The end customer doesn't see marketing versus product versus finance, they see the experience and we need to understand how to connect those dots. So one way that I've challenged myself is I have tried to take on roles that have challenged me in my weakest areas. And crypto and FinTech, funny enough, was that one muscle that I never organically had. So I got into crypto in 2017 and when Kraken and I, and Jesse and I started talking, this was just fascinating because I knew it was going to challenge me in ways that I've never been challenged before.
GS: Yeah, I love that, I love stepping up. Yeah. I had a friend of mine say, too, he goes, "Never take a job unless it makes you shake in your boots a little bit."
GS: So that sense of uncomfortability is the greatest place to start. I have a question for you here. What do you really think the fifth era of marketing is going to look like? What's the next inflection point for us? What do you think we got to get better or good at?

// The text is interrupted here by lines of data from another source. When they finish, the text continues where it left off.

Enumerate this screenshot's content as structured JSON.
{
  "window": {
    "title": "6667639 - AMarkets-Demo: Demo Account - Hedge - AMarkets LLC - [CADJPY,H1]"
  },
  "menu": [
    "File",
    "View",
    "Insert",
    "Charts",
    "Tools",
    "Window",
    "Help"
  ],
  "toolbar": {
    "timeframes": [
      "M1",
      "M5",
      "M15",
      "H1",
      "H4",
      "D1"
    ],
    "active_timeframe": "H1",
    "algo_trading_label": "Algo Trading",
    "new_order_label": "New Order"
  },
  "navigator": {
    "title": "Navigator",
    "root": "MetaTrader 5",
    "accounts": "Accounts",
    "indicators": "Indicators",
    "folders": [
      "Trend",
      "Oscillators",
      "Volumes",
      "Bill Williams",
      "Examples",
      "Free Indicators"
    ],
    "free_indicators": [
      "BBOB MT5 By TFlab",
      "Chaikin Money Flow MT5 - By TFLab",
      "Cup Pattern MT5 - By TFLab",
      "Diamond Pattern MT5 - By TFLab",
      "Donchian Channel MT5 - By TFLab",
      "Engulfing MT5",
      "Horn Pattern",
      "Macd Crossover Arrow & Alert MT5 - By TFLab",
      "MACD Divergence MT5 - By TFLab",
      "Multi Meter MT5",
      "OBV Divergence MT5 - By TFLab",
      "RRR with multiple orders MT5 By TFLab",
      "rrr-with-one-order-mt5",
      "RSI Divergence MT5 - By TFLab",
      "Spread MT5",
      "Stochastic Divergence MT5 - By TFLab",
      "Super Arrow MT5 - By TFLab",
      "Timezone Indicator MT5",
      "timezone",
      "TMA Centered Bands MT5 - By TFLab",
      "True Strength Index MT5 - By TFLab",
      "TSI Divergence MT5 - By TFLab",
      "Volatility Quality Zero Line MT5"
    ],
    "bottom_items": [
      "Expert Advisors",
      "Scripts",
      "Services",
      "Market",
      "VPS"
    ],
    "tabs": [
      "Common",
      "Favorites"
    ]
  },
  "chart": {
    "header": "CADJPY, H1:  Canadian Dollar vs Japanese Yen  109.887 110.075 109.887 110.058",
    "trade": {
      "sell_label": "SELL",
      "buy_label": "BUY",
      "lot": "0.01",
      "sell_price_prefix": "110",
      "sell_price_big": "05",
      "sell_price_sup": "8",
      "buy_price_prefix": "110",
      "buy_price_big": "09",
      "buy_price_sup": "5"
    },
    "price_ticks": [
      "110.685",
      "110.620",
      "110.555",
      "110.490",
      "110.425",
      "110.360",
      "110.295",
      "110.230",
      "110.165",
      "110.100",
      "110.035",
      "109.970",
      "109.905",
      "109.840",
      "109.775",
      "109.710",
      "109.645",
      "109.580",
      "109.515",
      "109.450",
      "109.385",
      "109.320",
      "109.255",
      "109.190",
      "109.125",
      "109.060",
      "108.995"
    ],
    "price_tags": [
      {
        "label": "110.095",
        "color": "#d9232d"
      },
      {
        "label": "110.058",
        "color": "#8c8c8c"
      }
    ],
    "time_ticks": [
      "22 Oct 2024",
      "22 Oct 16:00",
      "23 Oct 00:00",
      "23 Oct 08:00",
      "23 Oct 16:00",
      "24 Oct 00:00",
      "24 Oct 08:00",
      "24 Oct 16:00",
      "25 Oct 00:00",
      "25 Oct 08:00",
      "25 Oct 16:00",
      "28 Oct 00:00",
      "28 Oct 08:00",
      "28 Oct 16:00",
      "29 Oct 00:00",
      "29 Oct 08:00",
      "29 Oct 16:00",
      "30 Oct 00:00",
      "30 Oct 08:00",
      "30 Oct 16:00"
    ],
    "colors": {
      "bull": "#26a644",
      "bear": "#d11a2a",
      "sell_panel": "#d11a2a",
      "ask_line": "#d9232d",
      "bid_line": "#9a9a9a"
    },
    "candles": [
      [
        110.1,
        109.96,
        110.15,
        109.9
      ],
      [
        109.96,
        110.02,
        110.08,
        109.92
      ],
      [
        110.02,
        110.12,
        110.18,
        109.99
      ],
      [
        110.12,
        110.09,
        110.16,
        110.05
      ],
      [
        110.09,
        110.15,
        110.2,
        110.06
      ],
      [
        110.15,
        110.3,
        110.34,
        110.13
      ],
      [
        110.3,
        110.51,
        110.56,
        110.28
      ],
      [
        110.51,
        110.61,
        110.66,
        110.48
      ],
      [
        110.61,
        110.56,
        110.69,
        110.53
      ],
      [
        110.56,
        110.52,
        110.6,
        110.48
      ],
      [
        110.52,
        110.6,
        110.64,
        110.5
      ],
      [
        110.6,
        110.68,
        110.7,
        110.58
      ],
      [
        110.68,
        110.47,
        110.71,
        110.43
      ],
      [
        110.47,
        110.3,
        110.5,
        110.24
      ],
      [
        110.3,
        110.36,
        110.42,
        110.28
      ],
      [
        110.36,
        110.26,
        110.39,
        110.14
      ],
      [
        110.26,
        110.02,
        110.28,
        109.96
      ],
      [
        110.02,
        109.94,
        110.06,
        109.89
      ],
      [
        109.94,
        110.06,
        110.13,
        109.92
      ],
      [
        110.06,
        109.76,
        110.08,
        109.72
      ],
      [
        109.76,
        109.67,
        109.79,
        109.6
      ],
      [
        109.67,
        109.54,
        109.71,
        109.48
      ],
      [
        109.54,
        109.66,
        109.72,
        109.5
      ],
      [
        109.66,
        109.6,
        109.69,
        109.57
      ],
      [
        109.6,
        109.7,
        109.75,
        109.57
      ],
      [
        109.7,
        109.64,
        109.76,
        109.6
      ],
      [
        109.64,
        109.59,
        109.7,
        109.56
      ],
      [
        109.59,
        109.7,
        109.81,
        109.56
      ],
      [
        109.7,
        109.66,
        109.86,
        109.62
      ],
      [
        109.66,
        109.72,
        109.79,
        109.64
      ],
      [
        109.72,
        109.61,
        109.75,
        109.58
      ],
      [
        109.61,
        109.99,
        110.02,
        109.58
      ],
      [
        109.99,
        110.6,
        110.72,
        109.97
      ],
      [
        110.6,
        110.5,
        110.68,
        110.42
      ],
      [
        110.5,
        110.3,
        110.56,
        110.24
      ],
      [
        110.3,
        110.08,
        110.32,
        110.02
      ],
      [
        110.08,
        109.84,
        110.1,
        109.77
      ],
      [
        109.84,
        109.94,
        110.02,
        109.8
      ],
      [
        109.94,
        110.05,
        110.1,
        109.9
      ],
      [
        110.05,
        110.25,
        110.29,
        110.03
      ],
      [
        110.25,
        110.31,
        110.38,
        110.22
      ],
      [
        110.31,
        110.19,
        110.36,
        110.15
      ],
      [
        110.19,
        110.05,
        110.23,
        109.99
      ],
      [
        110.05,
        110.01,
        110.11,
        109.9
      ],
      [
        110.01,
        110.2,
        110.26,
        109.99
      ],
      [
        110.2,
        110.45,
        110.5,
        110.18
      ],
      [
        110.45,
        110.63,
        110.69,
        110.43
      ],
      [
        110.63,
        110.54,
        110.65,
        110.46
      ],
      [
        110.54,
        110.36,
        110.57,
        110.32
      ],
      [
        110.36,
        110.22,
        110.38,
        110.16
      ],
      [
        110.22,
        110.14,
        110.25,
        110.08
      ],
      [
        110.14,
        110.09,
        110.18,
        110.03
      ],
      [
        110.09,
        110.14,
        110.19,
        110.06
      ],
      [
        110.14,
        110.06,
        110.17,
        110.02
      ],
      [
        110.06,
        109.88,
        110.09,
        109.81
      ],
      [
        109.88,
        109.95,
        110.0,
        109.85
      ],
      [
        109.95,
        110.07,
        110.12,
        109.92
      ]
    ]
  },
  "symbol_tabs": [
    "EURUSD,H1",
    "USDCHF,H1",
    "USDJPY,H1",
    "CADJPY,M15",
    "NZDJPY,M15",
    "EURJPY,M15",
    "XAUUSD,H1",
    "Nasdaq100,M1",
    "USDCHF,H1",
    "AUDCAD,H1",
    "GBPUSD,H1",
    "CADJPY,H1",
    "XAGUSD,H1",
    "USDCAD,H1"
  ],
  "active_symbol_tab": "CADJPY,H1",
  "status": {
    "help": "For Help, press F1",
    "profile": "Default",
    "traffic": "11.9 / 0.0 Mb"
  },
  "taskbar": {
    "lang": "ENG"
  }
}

MG: Where we've got to get better and good at is we've got to find this convergence of empathy and honesty along with an ability to move the business forward. I think the fact that we have shied away from connecting purpose with profitability, brilliant creative and storytelling with science, or like you said, an authentic brand, a soulful brand with absolute hardcore exponential growth. I feel the future of marketing is finding that intersection.
On top of leveraging all the evolution in technology, leveraging AI, leveraging all the underlying strength and capabilities in the platform, and the statelessness of Web3, which to me, these are all things that are inevitable. It may seem unreal right now, but these are all things inevitable. And while marketing will evolve, the important thing will be that we don't lose the foundation, which is still that empathy and compassion and the soul while moving the needle for the business.
GS: Wow. There you go, everybody. I think that ends up in the liner notes for everybody to share beyond, so there you go. Okay, let's do a couple of wrap-up questions. Whose work or what other company's work do you really admire? Who's caught your attention either of late or sometime in the past? There's no time limit to that.
MG: Yeah, there are a couple of examples that come out. One, I'll be amiss if I didn't mention Spotify and the Wrapped and year in music. I was right there witnessing it. I think it's a brilliant example of the magic you create because when you combine the power of product, both from an operating standpoint, because we really worked closely with product, data science, and just brilliant creative and storytelling. That was not just in terms of what a single function did, but what we all did together as a cross-functional unit. That was the outcome of all of that. And it's still running and still humming, and it's created a whole wave that many, many brands around the world adopt during that time of the year.
And then one more recently, which excited me was the work that Burger King did around two years back. The reason why it excited me was it used creative storytelling in a very commoditized category to bring a lot of dialogue and conversation, and moved the needle.
GS: What did they do? Which one? What are you referring to?
MG: It's the Whopper. I think it was called the Moldy Whopper. It took a lot of courage.
GS: Oh my God, huge courage. I often look at that and I go, "Would I have had the sense of leadership to pull that off at a company? Oh, I don't know."